EU Data Act raises data protection concerns, say regulators

Data protection regulators have called on EU law makers to place tighter controls on how personal data generated by the use of products and services can be used.

The European Commission set out plans to help consumers and businesses access data generated by the products or related services they own, rent or lease in a new EU Data Act proposed earlier this year. However, the European Data Protection Board (EDPB), together with the European data protection supervisor (EDPS), which oversees EU institutions’ compliance with data protection laws, has said the draft legislation raises data protection concerns.

In a joint opinion, the EDPB and EDPS called for the draft Data Act to be amended. They said the proposals should include “clear limitations or restrictions on the use of personal data generated by the use of a product or service by any entity other than data subjects, in particular where the data at issue are likely to allow precise conclusions to be drawn concerning their private lives or would otherwise entail high risks for the rights and freedoms of the individuals concerned”.

The EDPB and EDPS cited specific examples of data processing activities the draft Data Act should prohibit.

“In particular, the EDPS and EDPB recommend to introduce clear limitations regarding use of personal data generated by the use of a product or related services for purposes of direct marketing or advertising, employee monitoring, credit scoring or to determine eligibility to health insurance, to calculate or modify insurance premiums,” they said. “This recommendation is without prejudice to any further limitations that may be appropriate, for example to protect vulnerable persons, in particular minors, or due to the particularly sensitive nature of certain categories of data (e.g. data concerning the use of a medical device or biometric data) and the protections offered by Union legislation on data protection.”

Frankfurt-based data protection law expert Ruth Maria Bousonville of Pinsent Masons said that the insistence by the EDPB and EDPS that data protection law prevails in case of conflict with the Data Act was “obvious” and that the draft the Commission has prepared already confirms this. She said the text “would not benefit from additional detail in this respect.”
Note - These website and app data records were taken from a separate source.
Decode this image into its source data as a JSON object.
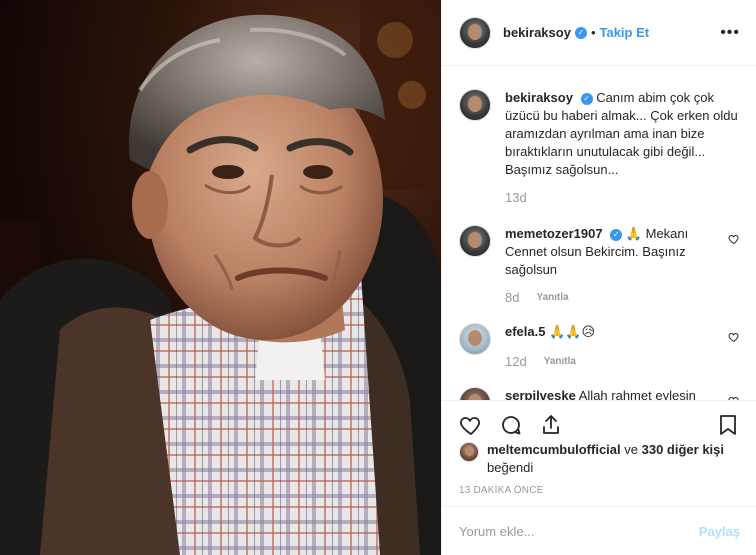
{
  "post": {
    "author": "bekiraksoy",
    "follow_label": "Takip Et",
    "separator": "•",
    "more_icon": "more-options-icon",
    "caption_user": "bekiraksoy",
    "caption_text": "Canım abim çok çok üzücü bu haberi almak... Çok erken oldu aramızdan ayrılman ama inan bize bıraktıkların unutulacak gibi değil... Başımız sağolsun...",
    "caption_age": "13d"
  },
  "comments": [
    {
      "user": "memetozer1907",
      "verified": true,
      "text": "🙏 Mekanı Cennet olsun Bekircim. Başınız sağolsun",
      "age": "8d",
      "reply_label": "Yanıtla"
    },
    {
      "user": "efela.5",
      "verified": false,
      "text": "🙏🙏😥",
      "age": "12d",
      "reply_label": "Yanıtla"
    },
    {
      "user": "serpilveske",
      "verified": false,
      "text": "Allah rahmet eylesin",
      "age": "",
      "reply_label": ""
    }
  ],
  "likes": {
    "user": "meltemcumbulofficial",
    "connector": "ve",
    "others": "330 diğer kişi",
    "suffix": "beğendi"
  },
  "timestamp": "13 DAKİKA ÖNCE",
  "add_comment": {
    "placeholder": "Yorum ekle...",
    "post_label": "Paylaş"
  },
  "colors": {
    "accent": "#3897f0",
    "post_disabled": "#b2dffc",
    "meta": "#999999",
    "border": "#efefef"
  }
}
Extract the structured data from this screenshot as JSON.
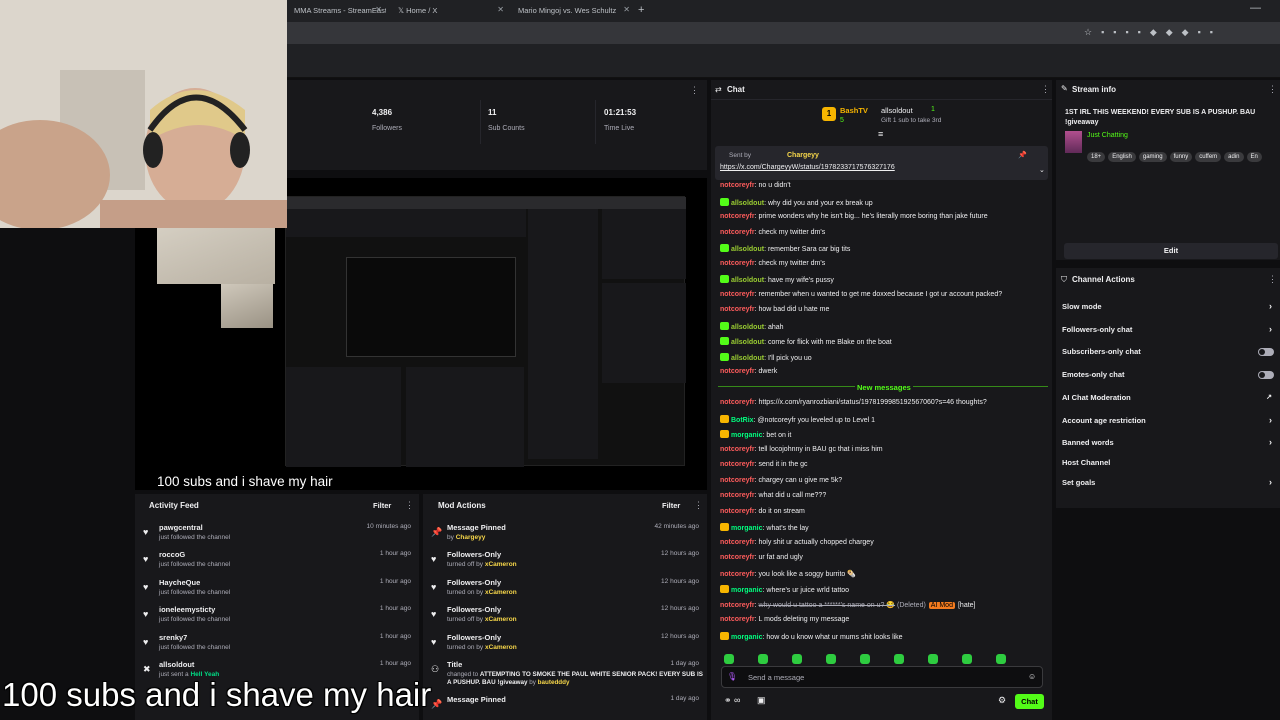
{
  "tabs": [
    {
      "label": "MMA Streams - StreamEast"
    },
    {
      "label": "Home / X"
    },
    {
      "label": "Mario Mingoj vs. Wes Schultz"
    }
  ],
  "stats": [
    {
      "value": "4,386",
      "label": "Followers"
    },
    {
      "value": "11",
      "label": "Sub Counts"
    },
    {
      "value": "01:21:53",
      "label": "Time Live"
    }
  ],
  "activity": {
    "title": "Activity Feed",
    "filter": "Filter",
    "items": [
      {
        "name": "pawgcentral",
        "desc": "just followed the channel",
        "time": "10 minutes ago"
      },
      {
        "name": "roccoG",
        "desc": "just followed the channel",
        "time": "1 hour ago"
      },
      {
        "name": "HaycheQue",
        "desc": "just followed the channel",
        "time": "1 hour ago"
      },
      {
        "name": "ioneleemysticty",
        "desc": "just followed the channel",
        "time": "1 hour ago"
      },
      {
        "name": "srenky7",
        "desc": "just followed the channel",
        "time": "1 hour ago"
      },
      {
        "name": "allsoldout",
        "desc": "just sent a",
        "desc_hl": "Hell Yeah",
        "time": "1 hour ago"
      }
    ]
  },
  "modactions": {
    "title": "Mod Actions",
    "filter": "Filter",
    "items": [
      {
        "title": "Message Pinned",
        "pre": "by",
        "who": "Chargeyy",
        "time": "42 minutes ago"
      },
      {
        "title": "Followers-Only",
        "pre": "turned off by",
        "who": "xCameron",
        "time": "12 hours ago"
      },
      {
        "title": "Followers-Only",
        "pre": "turned on by",
        "who": "xCameron",
        "time": "12 hours ago"
      },
      {
        "title": "Followers-Only",
        "pre": "turned off by",
        "who": "xCameron",
        "time": "12 hours ago"
      },
      {
        "title": "Followers-Only",
        "pre": "turned on by",
        "who": "xCameron",
        "time": "12 hours ago"
      },
      {
        "title": "Title",
        "pre": "changed to",
        "who": "ATTEMPTING TO SMOKE THE PAUL WHITE SENIOR PACK! EVERY SUB IS A PUSHUP. BAU !giveaway",
        "by": "by",
        "who2": "bautedddy",
        "time": "1 day ago"
      },
      {
        "title": "Message Pinned",
        "time": "1 day ago"
      }
    ]
  },
  "chat": {
    "title": "Chat",
    "leader1": "BashTV",
    "leader1_count": "5",
    "leader2": "allsoldout",
    "leader2_count": "1",
    "gift_text": "Gift 1 sub to take 3rd",
    "pinned_by": "Sent by",
    "pinned_user": "Chargeyy",
    "pinned_link": "https://x.com/ChargeyyW/status/1978233717576327176",
    "new_messages": "New messages",
    "input_placeholder": "Send a message",
    "send_label": "Chat",
    "messages": [
      {
        "user": "notcoreyfr",
        "c": "r",
        "text": "no u didn't"
      },
      {
        "user": "allsoldout",
        "c": "g",
        "text": "why did you and your ex break up"
      },
      {
        "user": "notcoreyfr",
        "c": "r",
        "text": "prime wonders why he isn't big... he's literally more boring than jake future"
      },
      {
        "user": "notcoreyfr",
        "c": "r",
        "text": "check my twitter dm's"
      },
      {
        "user": "allsoldout",
        "c": "g",
        "text": "remember Sara car big tits"
      },
      {
        "user": "notcoreyfr",
        "c": "r",
        "text": "check my twitter dm's"
      },
      {
        "user": "allsoldout",
        "c": "g",
        "text": "have my wife's pussy"
      },
      {
        "user": "notcoreyfr",
        "c": "r",
        "text": "remember when u wanted to get me doxxed because I got ur account packed?"
      },
      {
        "user": "notcoreyfr",
        "c": "r",
        "text": "how bad did u hate me"
      },
      {
        "user": "allsoldout",
        "c": "g",
        "text": "ahah"
      },
      {
        "user": "allsoldout",
        "c": "g",
        "text": "come for flick with me Blake on the boat"
      },
      {
        "user": "allsoldout",
        "c": "g",
        "text": "I'll pick you uo"
      },
      {
        "user": "notcoreyfr",
        "c": "r",
        "text": "dwerk"
      }
    ],
    "messages2": [
      {
        "user": "notcoreyfr",
        "c": "r",
        "text": "https://x.com/ryanrozbiani/status/1978199985192567060?s=46 thoughts?"
      },
      {
        "user": "BotRix",
        "c": "gn",
        "text": "@notcoreyfr you leveled up to Level 1"
      },
      {
        "user": "morganic",
        "c": "gn",
        "text": "bet on it"
      },
      {
        "user": "notcoreyfr",
        "c": "r",
        "text": "tell locojohnny in BAU gc that i miss him"
      },
      {
        "user": "notcoreyfr",
        "c": "r",
        "text": "send it in the gc"
      },
      {
        "user": "notcoreyfr",
        "c": "r",
        "text": "chargey can u give me 5k?"
      },
      {
        "user": "notcoreyfr",
        "c": "r",
        "text": "what did u call me???"
      },
      {
        "user": "notcoreyfr",
        "c": "r",
        "text": "do it on stream"
      },
      {
        "user": "morganic",
        "c": "gn",
        "text": "what's the lay"
      },
      {
        "user": "notcoreyfr",
        "c": "r",
        "text": "holy shit ur actually chopped chargey"
      },
      {
        "user": "notcoreyfr",
        "c": "r",
        "text": "ur fat and ugly"
      },
      {
        "user": "notcoreyfr",
        "c": "r",
        "text": "you look like a soggy burrito 🌯"
      },
      {
        "user": "morganic",
        "c": "gn",
        "text": "where's ur juice wrld tattoo"
      },
      {
        "user": "notcoreyfr",
        "c": "r",
        "text": "why would u tattoo a ******'s name on u? 😂",
        "deleted": "(Deleted)",
        "mod": "AI Mod",
        "reason": "[hate]"
      },
      {
        "user": "notcoreyfr",
        "c": "r",
        "text": "L mods deleting my message"
      },
      {
        "user": "morganic",
        "c": "gn",
        "text": "how do u know what ur mums shit looks like"
      }
    ]
  },
  "streaminfo": {
    "title": "Stream info",
    "stream_title": "1ST IRL THIS WEEKEND! EVERY SUB IS A PUSHUP. BAU !giveaway",
    "category": "Just Chatting",
    "tags": [
      "18+",
      "English",
      "gaming",
      "funny",
      "cuffem",
      "adin",
      "En"
    ],
    "edit": "Edit"
  },
  "actions": {
    "title": "Channel Actions",
    "items": [
      {
        "label": "Slow mode",
        "kind": "chev"
      },
      {
        "label": "Followers-only chat",
        "kind": "chev"
      },
      {
        "label": "Subscribers-only chat",
        "kind": "toggle"
      },
      {
        "label": "Emotes-only chat",
        "kind": "toggle"
      },
      {
        "label": "AI Chat Moderation",
        "kind": "ext"
      },
      {
        "label": "Account age restriction",
        "kind": "chev"
      },
      {
        "label": "Banned words",
        "kind": "chev"
      },
      {
        "label": "Host Channel",
        "kind": "none"
      },
      {
        "label": "Set goals",
        "kind": "chev"
      }
    ]
  },
  "captions": {
    "small": "100 subs and i shave my hair",
    "large": "100 subs and i shave my hair"
  },
  "colors": {
    "accent": "#53fc18",
    "bg": "#0e0e10",
    "panel": "#18181b"
  }
}
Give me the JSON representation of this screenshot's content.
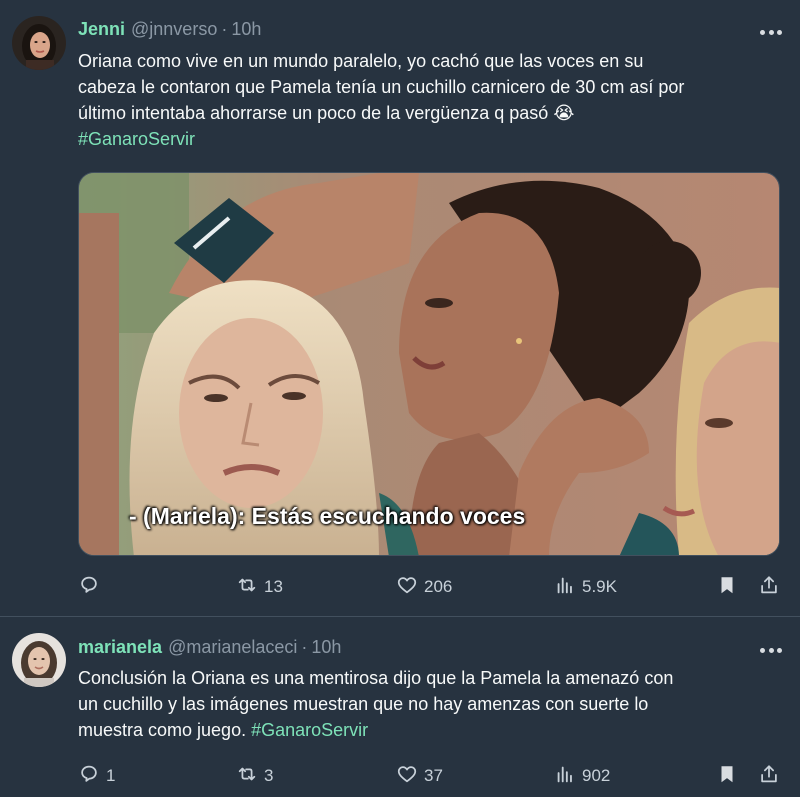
{
  "tweets": [
    {
      "name": "Jenni",
      "handle": "@jnnverso",
      "dot": "·",
      "time": "10h",
      "lines": [
        "Oriana como vive en un mundo paralelo, yo cachó que las voces en su",
        "cabeza le contaron que Pamela tenía un cuchillo carnicero de 30 cm así por",
        "último intentaba ahorrarse un poco de la vergüenza q pasó 😭"
      ],
      "hashtag": "#GanaroServir",
      "media_subtitle": "- (Mariela): Estás escuchando voces",
      "replies": "",
      "retweets": "13",
      "likes": "206",
      "views": "5.9K"
    },
    {
      "name": "marianela",
      "handle": "@marianelaceci",
      "dot": "·",
      "time": "10h",
      "lines": [
        "Conclusión la Oriana es una mentirosa dijo que la Pamela la amenazó con",
        "un cuchillo y las imágenes muestran que no hay amenzas con suerte lo"
      ],
      "last_line_text": "muestra como juego. ",
      "hashtag": "#GanaroServir",
      "replies": "1",
      "retweets": "3",
      "likes": "37",
      "views": "902"
    }
  ],
  "icons": {
    "reply": "reply-icon",
    "retweet": "retweet-icon",
    "like": "heart-icon",
    "views": "views-icon",
    "bookmark": "bookmark-icon",
    "share": "share-icon",
    "more": "more-icon"
  },
  "colors": {
    "background": "#273340",
    "accent": "#7ee2b8",
    "secondary_text": "#8b98a5"
  }
}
However, Bousonville said general comments the EDPB and EDPS made in their joint opinion are worth noting.

“Against common perception, they are highlighting that data protection law ‘already allows for’ the unleashing of ‘the potential of information to be extracted from data in order to gain valuable knowledge for important common values and for health, science, research and climate action’,” Bousonville said.

“Practice shows that each of such use cases turns on its own facts, which is why the Data Act cannot add legal certainty in this respect. At the same time, data protection law will prevent plain commodification of personal data even if the Data Act would allow it. So, in essence, businesses will need to be prepared for additional regulation without any clear advantage,” she said.

The Commission’s plans for a new Data Act would have major implications for manufacturers of connected devices and other data holders as they would be required to make data generated by their products and services “available to third parties upon the request of the user” and do so “under fair, reasonable and non-discriminatory terms and in a transparent manner”.

The Commission’s draft includes proposed safeguards for SMEs, including the potential unfairness that can arise in data sharing contractual provisions as a consequence of the imbalance in bargaining power between micro, small or medium-sized enterprises and larger businesses: larger businesses would be prohibited from taking advantage of their stronger negotiating power under the draft Act. In this context, the draft introduces an unfairness test. It defines in what cases data sharing-related contractual terms are unfair and is complemented by a list of clauses “that are either always unfair or presumed to be unfair”.